In 2003, CBS pulled its correspondents out of Iraq just before the U.S. bombing began, but Logan drove back in 10 days later. And she has returned there time and again.
Although Logan has reported from such places as India, Switzerland, Pakistan, France, Britain, the West Bank and Gaza Strip, she says: "I'm not well suited to flying here and there and becoming an instant expert. I come across as hesitant because I am. I'm not a good pretender. My best work is when I'm on the ground and feeling the story I'm doing."
Logan, who shoots some of her own footage, has been embedded with the military several times and says that many soldiers in Iraq "pour their hearts out to you because you're a woman and you're sympathetic." Logan says she would never report such conversations.
She disputes the notion that U.S. efforts to rebuild Iraq are going well, noting that one Iraqi contractor was afraid to take her to a reconstruction project out of fear for his life.
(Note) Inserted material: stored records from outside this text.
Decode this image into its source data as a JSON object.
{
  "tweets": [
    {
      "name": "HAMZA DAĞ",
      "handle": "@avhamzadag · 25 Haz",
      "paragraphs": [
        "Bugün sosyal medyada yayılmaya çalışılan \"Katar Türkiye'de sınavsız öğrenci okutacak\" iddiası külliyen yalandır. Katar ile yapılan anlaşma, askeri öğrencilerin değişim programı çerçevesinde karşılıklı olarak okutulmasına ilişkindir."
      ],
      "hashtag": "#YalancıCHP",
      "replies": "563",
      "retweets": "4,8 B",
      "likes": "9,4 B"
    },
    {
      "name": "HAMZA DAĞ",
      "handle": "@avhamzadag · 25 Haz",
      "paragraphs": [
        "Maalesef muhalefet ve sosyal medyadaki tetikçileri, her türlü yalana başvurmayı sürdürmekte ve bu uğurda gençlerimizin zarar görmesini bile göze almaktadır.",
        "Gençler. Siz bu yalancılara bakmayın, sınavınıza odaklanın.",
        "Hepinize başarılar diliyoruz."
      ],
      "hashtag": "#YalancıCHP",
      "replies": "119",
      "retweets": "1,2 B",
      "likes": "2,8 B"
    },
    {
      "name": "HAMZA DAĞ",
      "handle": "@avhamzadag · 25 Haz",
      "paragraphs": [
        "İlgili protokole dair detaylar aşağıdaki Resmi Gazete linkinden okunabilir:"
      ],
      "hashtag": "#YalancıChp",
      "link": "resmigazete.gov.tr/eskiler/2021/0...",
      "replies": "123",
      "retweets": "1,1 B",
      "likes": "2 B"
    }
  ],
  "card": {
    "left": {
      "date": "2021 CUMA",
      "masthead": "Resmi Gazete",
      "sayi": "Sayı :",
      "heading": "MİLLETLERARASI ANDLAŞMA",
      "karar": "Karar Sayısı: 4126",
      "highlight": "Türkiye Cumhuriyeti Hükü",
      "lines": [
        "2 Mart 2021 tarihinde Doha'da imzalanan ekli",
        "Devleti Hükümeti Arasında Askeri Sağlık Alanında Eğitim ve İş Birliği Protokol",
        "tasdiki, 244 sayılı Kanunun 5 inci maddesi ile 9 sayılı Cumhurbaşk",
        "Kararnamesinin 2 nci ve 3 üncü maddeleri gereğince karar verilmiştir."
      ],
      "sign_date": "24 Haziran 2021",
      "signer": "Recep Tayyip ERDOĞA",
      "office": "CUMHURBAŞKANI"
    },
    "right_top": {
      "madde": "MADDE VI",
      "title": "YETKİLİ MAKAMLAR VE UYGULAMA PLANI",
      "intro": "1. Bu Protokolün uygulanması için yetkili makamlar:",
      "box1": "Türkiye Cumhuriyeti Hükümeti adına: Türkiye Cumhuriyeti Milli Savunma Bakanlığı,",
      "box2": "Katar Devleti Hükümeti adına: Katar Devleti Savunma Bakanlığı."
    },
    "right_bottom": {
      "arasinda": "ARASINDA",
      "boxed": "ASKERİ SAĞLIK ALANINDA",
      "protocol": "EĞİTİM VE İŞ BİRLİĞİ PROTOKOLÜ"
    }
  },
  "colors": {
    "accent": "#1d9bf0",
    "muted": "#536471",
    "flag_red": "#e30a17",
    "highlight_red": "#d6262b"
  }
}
Such a fatality, she says, would be "a line at the end of a New York Times piece, another Iraqi killed that no one cares about."
Logan has no patience with suggestions that the media, and perhaps the country, are suffering from Iraq fatigue: "You watch your friends burn to death in front of you, and we're going to pretend this story doesn't matter anymore because people are tired of hearing about it?"
Logan, who pulled two all-nighters last week while editing her two-part Ramadi series for the "CBS Evening News," says she has no social life. She has been married to Jason Siemon, an American former pro basketball player who lives in Chicago, for seven years, but says she "hardly ever" sees him.
In a business always on the lookout for the next star, Schieffer sees Logan, who remains a "60 Minutes" contributor, headed for bigger things. "Once people get used to her South African accent -- and they will -- she can just slide right into an anchor chair," he says.
Logan insists she has "absolutely no interest" in being tied to an anchor desk, but she doesn't lack for ambition: "I aspire to be as legendary on '60 Minutes' as Mike Wallace."